In light of Suicide Awareness Month, Tulsa, Oklahoma City and five other cities have taken on a nation-wide initiative called "The Mayor's Challenge" designed to fight the battle of veteran suicide through community.
A recent study by The Department of Veterans affairs says Oklahoma has one of the highest rates of veteran suicide in the country.
For many of our country's strongest soldiers, the biggest battle is at home, fighting suicide. Marine veteran Stacy Hester knows the battle all too well. ?
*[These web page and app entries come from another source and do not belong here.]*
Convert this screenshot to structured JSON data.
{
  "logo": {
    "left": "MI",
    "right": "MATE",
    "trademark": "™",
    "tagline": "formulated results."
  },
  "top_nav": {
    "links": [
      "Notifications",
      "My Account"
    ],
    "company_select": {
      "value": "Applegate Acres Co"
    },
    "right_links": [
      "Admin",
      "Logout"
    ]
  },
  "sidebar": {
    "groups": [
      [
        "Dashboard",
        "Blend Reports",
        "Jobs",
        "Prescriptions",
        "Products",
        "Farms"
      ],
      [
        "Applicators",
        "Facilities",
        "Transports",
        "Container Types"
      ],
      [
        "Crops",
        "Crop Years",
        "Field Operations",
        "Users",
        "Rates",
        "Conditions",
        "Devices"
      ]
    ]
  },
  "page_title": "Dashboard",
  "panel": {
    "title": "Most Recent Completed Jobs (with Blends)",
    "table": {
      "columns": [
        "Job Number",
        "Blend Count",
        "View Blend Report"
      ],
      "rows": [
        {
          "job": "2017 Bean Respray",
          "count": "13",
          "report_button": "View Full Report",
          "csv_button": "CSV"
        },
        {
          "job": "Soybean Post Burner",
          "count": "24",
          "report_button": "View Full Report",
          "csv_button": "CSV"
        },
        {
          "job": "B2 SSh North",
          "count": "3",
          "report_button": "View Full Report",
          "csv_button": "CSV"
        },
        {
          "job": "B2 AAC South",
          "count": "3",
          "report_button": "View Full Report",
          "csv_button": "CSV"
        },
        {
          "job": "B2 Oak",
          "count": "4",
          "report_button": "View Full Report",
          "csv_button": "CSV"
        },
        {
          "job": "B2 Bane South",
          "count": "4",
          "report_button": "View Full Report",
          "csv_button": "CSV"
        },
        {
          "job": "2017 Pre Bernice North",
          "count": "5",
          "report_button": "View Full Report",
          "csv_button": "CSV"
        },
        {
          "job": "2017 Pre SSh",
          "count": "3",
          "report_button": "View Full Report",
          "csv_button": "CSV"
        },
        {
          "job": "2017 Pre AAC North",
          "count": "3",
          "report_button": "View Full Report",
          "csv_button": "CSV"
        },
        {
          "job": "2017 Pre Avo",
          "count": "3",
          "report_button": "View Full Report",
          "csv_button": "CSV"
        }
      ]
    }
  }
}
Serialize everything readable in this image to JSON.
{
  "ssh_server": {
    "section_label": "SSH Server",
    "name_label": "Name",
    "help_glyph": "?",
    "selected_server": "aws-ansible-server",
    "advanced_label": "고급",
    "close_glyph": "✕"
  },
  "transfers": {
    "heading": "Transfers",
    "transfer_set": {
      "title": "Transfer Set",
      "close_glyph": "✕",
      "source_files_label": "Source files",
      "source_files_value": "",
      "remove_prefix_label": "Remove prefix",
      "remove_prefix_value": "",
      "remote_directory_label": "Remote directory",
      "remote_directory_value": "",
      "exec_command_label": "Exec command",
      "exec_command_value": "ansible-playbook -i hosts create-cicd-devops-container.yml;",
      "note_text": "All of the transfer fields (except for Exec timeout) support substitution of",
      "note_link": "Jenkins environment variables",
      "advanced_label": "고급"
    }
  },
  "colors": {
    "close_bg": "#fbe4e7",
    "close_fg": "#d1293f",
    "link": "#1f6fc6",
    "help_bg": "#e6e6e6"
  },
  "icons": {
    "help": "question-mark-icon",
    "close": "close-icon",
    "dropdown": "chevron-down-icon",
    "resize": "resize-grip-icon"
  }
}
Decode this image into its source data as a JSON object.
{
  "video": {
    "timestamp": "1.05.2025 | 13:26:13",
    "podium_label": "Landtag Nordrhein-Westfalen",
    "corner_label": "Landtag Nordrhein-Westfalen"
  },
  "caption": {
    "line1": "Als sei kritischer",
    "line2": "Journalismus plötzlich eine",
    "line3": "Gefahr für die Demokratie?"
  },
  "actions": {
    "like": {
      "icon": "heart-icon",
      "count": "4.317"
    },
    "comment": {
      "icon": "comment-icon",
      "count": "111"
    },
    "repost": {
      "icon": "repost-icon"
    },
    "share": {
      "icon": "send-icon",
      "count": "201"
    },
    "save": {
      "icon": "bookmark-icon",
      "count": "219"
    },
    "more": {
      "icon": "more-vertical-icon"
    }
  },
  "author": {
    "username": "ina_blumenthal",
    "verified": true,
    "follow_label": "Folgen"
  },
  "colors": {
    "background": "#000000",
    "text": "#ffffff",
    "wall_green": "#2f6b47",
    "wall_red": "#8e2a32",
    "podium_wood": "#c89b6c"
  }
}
"I think on a personal level I faced the battle for home?," Hester said. "We have to fight from my culture the marines, we win battles, we are not winning this one. The fact that we are losing more veterans to suicide than we are on the actually battlefield, which is unacceptable."
Hester says the high rate is largely due to loneliness. ?To combat it, Hester co-founded "Eagle Ops," which gives veterans opportunities for bonding and support. ?It's one of several organizations working with Deputy Mayor Amy Brown for the Mayor's Challenge. ?Brown says the point of the challenge is to get people talking. ?
?"While there were a lot of great things happening, we weren't all necessarily on the same page," Brown said. ?"Because of the Mayor's Challenge, we are working together better, we are able to do more training, more events, and initiatives that increase social connection.?"
Leaders with The Mayor's Challenge made its initial steps this week, all focused on one goal.? "The number one goal is to reduce the number of veteran service members and families affected by suicide in our community. More than that, I hope we make it an is aware and know its something they can have an impact on," Brown said. ?
?Brown says they hope to start moving on giving veterans more resources, bonding activities and overall support in the next coming months. She says the city understands that no fight can be won alone. ?
?"Wars are never won alone," Hester said. "If we cannot keep our community engaged to fight this fight, together we will continue to lose this fight."?
Brown said they plan to reach out to Oklahoma City soon to find out how then can work together to reduce suicide across the state.
If you or someone you know is experiencing suicidal symptoms, call 1-800-273-8255.?